Why biodiversity conservation?

Our vulnerable planet

Our planet is changing rapidly, for the worse. The human species shows little respect for landscapes, oceans and the animal world. Accommodating an expanding world population is the root of the problem. Productive capacity is stretched while at the same time incredible waste occurs. Agriculture claims a growing part of our water resources but our increasing population lives with severe water stress. The consequences for nature and biodiversity are dramatic.

The need for active intervention to protect biodiversity is acute and ongoing. There is strong evidence that good management and direct action can stem some losses. Such intervention must be designed in ways that achieve tangible results and improve prospects for the future. Our Foundation strives to contribute to this collective effort.

Striving for quality (and efficiency) in conservation

Conservation, as we all know too well, is always short of resources. The technical and economic means needed to stop and reverse the negative trends in many of the current biodiversity indicators are huge and possibly beyond the combined efforts of all institutions and conservation organizations. In spite of the generally increasing levels of political awareness on the acute crisis faced by biodiversity worldwide, the dimension of the issues to be addressed is daunting and, admittedly, at times overwhelming.

Boitani horizontal
Prof. Luigi Boitani, Chief Executive Officer

What, then, can a private and small organization ever hope to contribute to alleviating the current crisis? Several strategic approaches can be adopted. In the past decades, important and powerful conservation organizations have tested many methodologies with a variety of results. Some strategies have focused on a few priority and highly threatened species or habitat types, others on building long-term relationships with local and national governments, and others on preventing and eliminating serious threats such as poaching and illegal trade of protected species. All of these strategies have pros and cons and the suitability of each depends on the technical and economic capability of the individual organizations.

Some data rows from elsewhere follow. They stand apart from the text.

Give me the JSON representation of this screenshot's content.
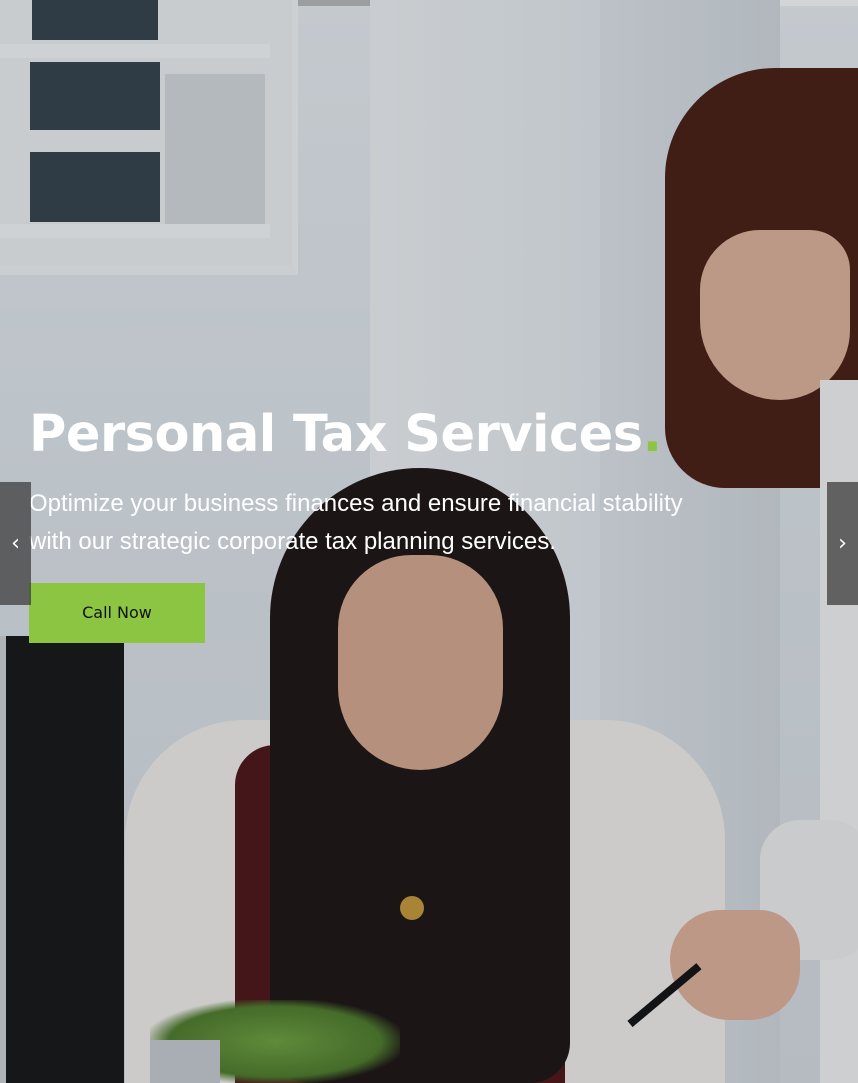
{
  "slide": {
    "title": "Personal Tax Services",
    "title_accent": ".",
    "subtitle": "Optimize your business finances and ensure financial stability with our strategic corporate tax planning services.",
    "cta_label": "Call Now"
  },
  "navigation": {
    "prev_icon": "‹",
    "next_icon": "›"
  },
  "progress": {
    "fraction": 0.635
  },
  "colors": {
    "accent": "#8bc541",
    "text": "#ffffff",
    "arrow_bg": "#3c3c3c"
  }
}
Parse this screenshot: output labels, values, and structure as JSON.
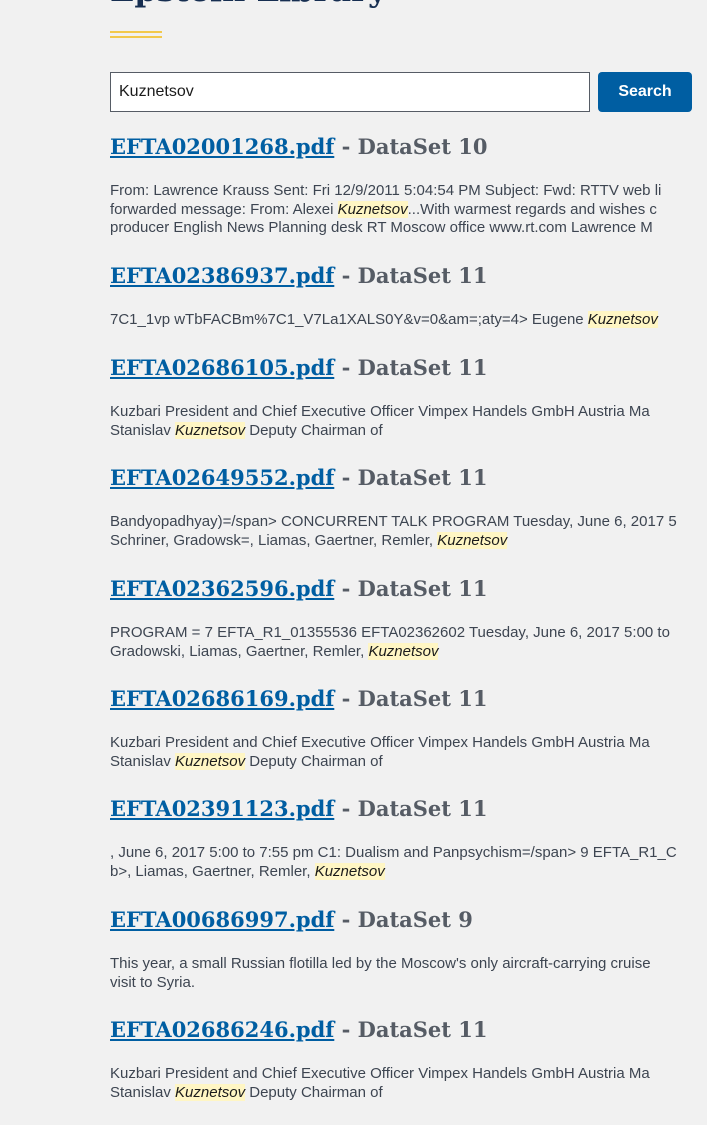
{
  "header": {
    "title": "Epstein Library"
  },
  "search": {
    "value": "Kuznetsov",
    "button_label": "Search"
  },
  "results": [
    {
      "file": "EFTA02001268.pdf",
      "separator": "-",
      "dataset": "DataSet 10",
      "snippet_lines": [
        [
          {
            "t": "From: Lawrence Krauss Sent: Fri 12/9/2011 5:04:54 PM Subject: Fwd: RTTV web li"
          }
        ],
        [
          {
            "t": "forwarded message: From: Alexei "
          },
          {
            "t": "Kuznetsov",
            "hl": true
          },
          {
            "t": "...With warmest regards and wishes c"
          }
        ],
        [
          {
            "t": "producer English News Planning desk RT Moscow office www.rt.com Lawrence M"
          }
        ]
      ]
    },
    {
      "file": "EFTA02386937.pdf",
      "separator": "-",
      "dataset": "DataSet 11",
      "snippet_lines": [
        [
          {
            "t": "7C1_1vp wTbFACBm%7C1_V7La1XALS0Y&v=0&am=;aty=4> Eugene "
          },
          {
            "t": "Kuznetsov",
            "hl": true
          }
        ]
      ]
    },
    {
      "file": "EFTA02686105.pdf",
      "separator": "-",
      "dataset": "DataSet 11",
      "snippet_lines": [
        [
          {
            "t": "Kuzbari President and Chief Executive Officer Vimpex Handels GmbH Austria Ma"
          }
        ],
        [
          {
            "t": "Stanislav "
          },
          {
            "t": "Kuznetsov",
            "hl": true
          },
          {
            "t": " Deputy Chairman of"
          }
        ]
      ]
    },
    {
      "file": "EFTA02649552.pdf",
      "separator": "-",
      "dataset": "DataSet 11",
      "snippet_lines": [
        [
          {
            "t": "Bandyopadhyay)=/span> CONCURRENT TALK PROGRAM Tuesday, June 6, 2017 5"
          }
        ],
        [
          {
            "t": "Schriner, Gradowsk=, Liamas, Gaertner, Remler, "
          },
          {
            "t": "Kuznetsov",
            "hl": true
          }
        ]
      ]
    },
    {
      "file": "EFTA02362596.pdf",
      "separator": "-",
      "dataset": "DataSet 11",
      "snippet_lines": [
        [
          {
            "t": "PROGRAM = 7 EFTA_R1_01355536 EFTA02362602 Tuesday, June 6, 2017 5:00 to"
          }
        ],
        [
          {
            "t": "Gradowski, Liamas, Gaertner, Remler, "
          },
          {
            "t": "Kuznetsov",
            "hl": true
          }
        ]
      ]
    },
    {
      "file": "EFTA02686169.pdf",
      "separator": "-",
      "dataset": "DataSet 11",
      "snippet_lines": [
        [
          {
            "t": "Kuzbari President and Chief Executive Officer Vimpex Handels GmbH Austria Ma"
          }
        ],
        [
          {
            "t": "Stanislav "
          },
          {
            "t": "Kuznetsov",
            "hl": true
          },
          {
            "t": " Deputy Chairman of"
          }
        ]
      ]
    },
    {
      "file": "EFTA02391123.pdf",
      "separator": "-",
      "dataset": "DataSet 11",
      "snippet_lines": [
        [
          {
            "t": ", June 6, 2017 5:00 to 7:55 pm C1: Dualism and Panpsychism=/span> 9 EFTA_R1_C"
          }
        ],
        [
          {
            "t": "b>, Liamas, Gaertner, Remler, "
          },
          {
            "t": "Kuznetsov",
            "hl": true
          }
        ]
      ]
    },
    {
      "file": "EFTA00686997.pdf",
      "separator": "-",
      "dataset": "DataSet 9",
      "snippet_lines": [
        [
          {
            "t": "This year, a small Russian flotilla led by the Moscow's only aircraft-carrying cruise"
          }
        ],
        [
          {
            "t": "visit to Syria."
          }
        ]
      ]
    },
    {
      "file": "EFTA02686246.pdf",
      "separator": "-",
      "dataset": "DataSet 11",
      "snippet_lines": [
        [
          {
            "t": "Kuzbari President and Chief Executive Officer Vimpex Handels GmbH Austria Ma"
          }
        ],
        [
          {
            "t": "Stanislav "
          },
          {
            "t": "Kuznetsov",
            "hl": true
          },
          {
            "t": " Deputy Chairman of"
          }
        ]
      ]
    }
  ],
  "colors": {
    "link": "#005ea2",
    "button": "#005ea2",
    "accent": "#f2c94c",
    "highlight": "#fff6c4",
    "background": "#f1f1f1"
  }
}
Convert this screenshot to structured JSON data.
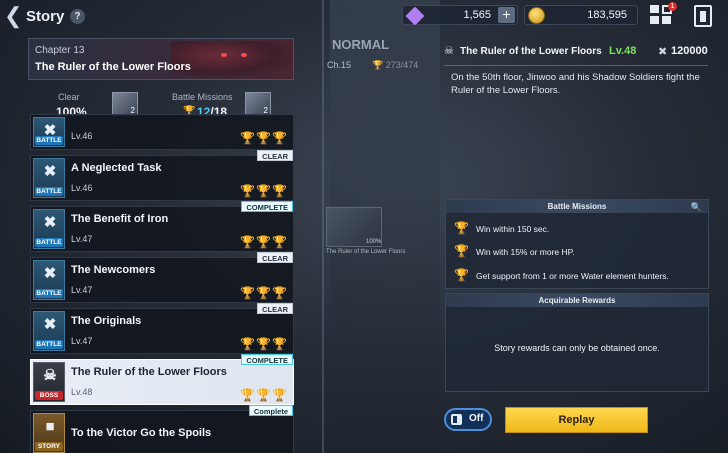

Even before discussing and adopting any one strategy however, there is a fundamental issue to be tackled and mastered to ensure the best contribution to conservation. This is the “quality” of the activities implemented in responding to conservation challenges. The quality of a conservation project results from the combined values of several attributes. Firstly, a science-based approach should be used in order to develop realistic and well-defined objectives. Secondly, technical resources and human skills must be of the highest possible standard to ensure that conservation action is carried out in the best possible way. The third component is efficiency which relates to obtaining the results with the least effort. The fourth component of a quality project is related to measuring objectives and addressing its outcomes: monitoring the performance of a project allows to apply an adaptive management approach and could help guide future strategic choices.